Welcome to all the dirt movers that have made their way from the dark side to the wonderful world of architecture. I hope you enjoy my blog.

To return the favor, please check out his blog at http://www.beneaththelines.blogspot.com/.
I am not sure that my debt to him will be considered paid due to the fact that I am sure he will not get near as many referrals from my site as I am getting from his site.

Thanks Jason for the nice blog.

PDF Vs. DWF (Part II)

A couple of posts ago, I wrote about how excited I was to see the new plot to pdf feature in the AutoCAD 2007 based products. I am still excited about this because I know people have been screaming for this feature for a long time. Well the battle is not finished. I now want to write about how excited I am about the new dwf underlay feature. Not that I want to retract my previous blog, but I want to make sure everybody understands what the dwf underlay feature means to us as a profession.

Have you ever sent a consultant a drawing to use as a background (I know I have.) When you send somebody a .dwg file, what keeps that person from making changes to it without your knowledge. I have worked with engineers previously that were very reluctant to send me their HVAC drawing for the fear that I might make changes to it. (If they only could understand that if I actually did change it, it would only lead to future RFI's or Change Orders).

The new dwf underlay feature will allow us to send secure drawing files to consultants without them being able to change or edit the drawing. Previously, when I sent a DWF, they could view it, or plot it, but they could not actually use it in their drawings. The same goes for a pdf file. You can not insert a pdf file into your drawings. Now we can insert a dwf as an underlay, similar to an xref, and use it as a background. We can even use our AutoCAD snaps to snap to points on the dwf. The is wicked cool. (as Matt Murphy would say).

In my opinion this gives dwf's a whole new light. So the battle continues.

Thursday, May 04, 2006

Adding Blocks to Schedules

Door elevations are fairly typical on most projects. So typical, that we tend to not care if we have elevations that we stole from other projects, and one or several of those stolen elevations do not apply to our project. This can lead to confusion for our poor contractor. I have inserted a standard door elevation block numerous times on my jobs and never even thought to double check to see if they are all actually being used. This can lead to RFI’s, and even change orders, if they do not match the door schedule.

ADT 2007 has introduced the ability to insert blocks into schedules. With this we can tie the door elevation blocks to our door objects in our plan, which insures that they match both our plan and our door schedules. This is a simple process that could lead to less RFI’s and/or change orders.

To the left is a sample schedule, that I created in ADT 2007, that is using standard blocks as the elevations.
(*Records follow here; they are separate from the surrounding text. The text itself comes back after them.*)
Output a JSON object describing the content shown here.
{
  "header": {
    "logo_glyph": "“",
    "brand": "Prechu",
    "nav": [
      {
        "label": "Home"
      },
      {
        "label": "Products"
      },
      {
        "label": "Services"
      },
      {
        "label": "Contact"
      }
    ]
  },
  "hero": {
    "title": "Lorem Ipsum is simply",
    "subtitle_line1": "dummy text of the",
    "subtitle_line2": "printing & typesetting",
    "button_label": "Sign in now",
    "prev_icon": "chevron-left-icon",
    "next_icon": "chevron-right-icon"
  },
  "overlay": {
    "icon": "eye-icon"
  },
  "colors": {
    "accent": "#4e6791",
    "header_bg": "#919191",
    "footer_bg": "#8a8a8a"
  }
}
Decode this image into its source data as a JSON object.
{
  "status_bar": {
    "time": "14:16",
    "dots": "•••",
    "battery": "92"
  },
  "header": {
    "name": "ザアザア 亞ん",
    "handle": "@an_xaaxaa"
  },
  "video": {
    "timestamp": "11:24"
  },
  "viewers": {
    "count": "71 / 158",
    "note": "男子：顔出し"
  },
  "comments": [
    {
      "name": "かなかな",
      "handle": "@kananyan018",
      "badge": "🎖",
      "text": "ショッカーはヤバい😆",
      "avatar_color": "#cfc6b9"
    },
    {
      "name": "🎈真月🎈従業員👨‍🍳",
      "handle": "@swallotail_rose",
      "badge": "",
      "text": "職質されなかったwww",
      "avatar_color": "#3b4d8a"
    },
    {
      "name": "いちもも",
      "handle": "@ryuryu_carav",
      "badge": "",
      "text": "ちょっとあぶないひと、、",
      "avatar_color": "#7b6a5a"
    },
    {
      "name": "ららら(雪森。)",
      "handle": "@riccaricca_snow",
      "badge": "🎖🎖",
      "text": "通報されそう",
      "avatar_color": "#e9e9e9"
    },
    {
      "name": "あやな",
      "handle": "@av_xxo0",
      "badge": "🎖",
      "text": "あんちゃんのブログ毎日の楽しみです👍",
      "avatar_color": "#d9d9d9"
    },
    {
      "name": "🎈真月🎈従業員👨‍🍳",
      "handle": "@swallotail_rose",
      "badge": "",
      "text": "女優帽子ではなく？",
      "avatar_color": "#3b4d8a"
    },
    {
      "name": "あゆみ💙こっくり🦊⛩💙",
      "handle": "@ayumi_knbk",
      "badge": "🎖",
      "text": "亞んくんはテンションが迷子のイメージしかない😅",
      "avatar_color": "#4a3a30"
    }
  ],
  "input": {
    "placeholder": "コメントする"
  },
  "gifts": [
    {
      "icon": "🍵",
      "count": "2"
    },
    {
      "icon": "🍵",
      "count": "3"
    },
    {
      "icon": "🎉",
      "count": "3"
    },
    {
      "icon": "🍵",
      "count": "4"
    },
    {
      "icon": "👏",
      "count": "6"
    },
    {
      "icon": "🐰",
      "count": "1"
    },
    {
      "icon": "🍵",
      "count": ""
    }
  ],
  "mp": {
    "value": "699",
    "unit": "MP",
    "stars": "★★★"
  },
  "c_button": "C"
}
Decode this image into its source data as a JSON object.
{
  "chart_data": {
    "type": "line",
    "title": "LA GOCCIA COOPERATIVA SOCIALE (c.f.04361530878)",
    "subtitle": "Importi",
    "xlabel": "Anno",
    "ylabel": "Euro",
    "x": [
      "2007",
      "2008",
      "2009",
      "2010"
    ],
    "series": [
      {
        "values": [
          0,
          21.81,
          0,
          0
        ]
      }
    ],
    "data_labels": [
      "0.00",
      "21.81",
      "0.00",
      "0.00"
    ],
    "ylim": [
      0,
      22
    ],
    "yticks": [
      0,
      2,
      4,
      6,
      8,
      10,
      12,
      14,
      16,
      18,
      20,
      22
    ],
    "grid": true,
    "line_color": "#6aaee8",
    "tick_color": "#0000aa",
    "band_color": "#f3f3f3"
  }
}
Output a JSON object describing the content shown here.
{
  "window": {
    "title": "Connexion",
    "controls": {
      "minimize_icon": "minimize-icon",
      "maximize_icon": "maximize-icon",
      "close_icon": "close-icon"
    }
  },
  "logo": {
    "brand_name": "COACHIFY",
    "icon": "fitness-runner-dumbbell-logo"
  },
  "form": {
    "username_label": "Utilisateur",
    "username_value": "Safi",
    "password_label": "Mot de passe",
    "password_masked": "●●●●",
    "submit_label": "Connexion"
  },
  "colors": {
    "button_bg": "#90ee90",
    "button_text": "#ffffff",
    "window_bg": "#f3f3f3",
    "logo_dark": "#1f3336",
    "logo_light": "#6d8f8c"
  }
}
They are fairly simple to create, and once they are created you can use them over and over again on your projects. You can assign a tag property set to the door to indicate the type, and have that tag be listed in the door schedule. If all the doors of one type are deleted from your plan, then the door elevation schedule will update to reflect that change by removing it from the schedule. One downside of this new feature is that you can not use the door objects in ADT to generate the door elevations. You have to use existing blocks or simply draw the elevation using lines and save it as a block. (Maybe that will be in 2008.)